First putting wheels on the road in 1988, today Preston CT is managed by Joe Hannett and operates in five districts around Preston. “Our services are in huge demand,” Joe told us as he showed us around Preston CT head office in Preston city centre. “When people first hear about us, they often don’t understand what the community transport sector does but, when we explain to them how our work can relate to their life’s problems, they want to hear more.” With the huge range of services on offer, it is not hard to see why. Preston CT operates seven vehicles which are used to run day-trips for members in and around Lancashire but are also available for use by other local, not-for-profit groups and organisations to supplement their services. Preston CT runs a Dial-a-Ride and Community Car service which made over 22,850 journeys last year for individuals that would normally travel on public transport with either extreme difficulty. When we visited, almost all of Preston CT’s 22 mobility scooters were out on loan, enabling people to go about their business independently and easily. They even have collapsible scooters to be used on holiday! So many residents of and visitors to Preston, whose health, circumstances or location deny them access to traditional modes of transport, depend on the accessible and inclusive alternatives provided by Preston CT.
Preston CT’s work does not come without its problems. It has experienced many of the difficulties shared by our sector in an age of slashed public budgets and squeezed local government expenditure. Four years ago, Preston CT was funded £30,000 annually by Preston City Council. Now it receives no grant funding from them. Similarly, Preston CT has had strong relationships with many officials at city and county councils but local government restructuring under austerity routinely brings in new faces that don’t understand the contribution that organisations like Preston CT make to the community. It’s a familiar story to community transport services: tightening budgets and question marks over the long-term viability of services.
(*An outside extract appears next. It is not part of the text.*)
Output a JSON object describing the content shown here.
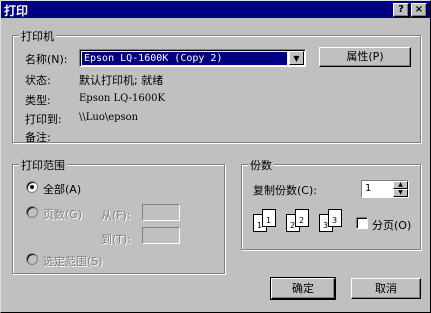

Preston CT, however, have demonstrated that these circumstances are not entirely out of their control. They have utilised this situation to diversify their work and their sources of funding, producing innovative and creative solutions to this difficult financial climate. They are located next to the only Blue Badge car park in Preston city centre. They are exploring the possibility of renting out some of their outside area for an Amazon Pick-Up Locker. Preston’s Business Improvement District team is now based out of Joe’s old office and the meeting room is regularly rented to local charitable organisations for their outreach programmes. In April 2015, Preston CT helped to establish Lancashire Community Transport, a group of five community transport providers who came together to grow and tackle the issues they faced collaboratively. Reimagining the role and remit of community transport organisations has been essential to Preston CT’s survival. Future plans focus on further embedding the organisation in the life of Preston City: investigating cycle hubs, changing places toilet facilities, car sharing schemes and possible other ventures to position the charity as an essential part of the life of its community for years to come.
Recently, CTA has been discussing how community transport can emphasis its ‘pro-social’ credentials; in other words, how our sector can work collaboratively and innovatively to ensure that we continue to prioritise producing results that have the greatest and widest impact across the communities we work with. Preston CT is an example of how the community transport sector can not only deliver but expand on these pro-social aims and use difficult circumstances to provide new ways to deliver our essential services.
If you would like to speak about the work that CTA is undertaking in reviewing its membership and services, please get in contact with Ross at firstname.lastname@example.org.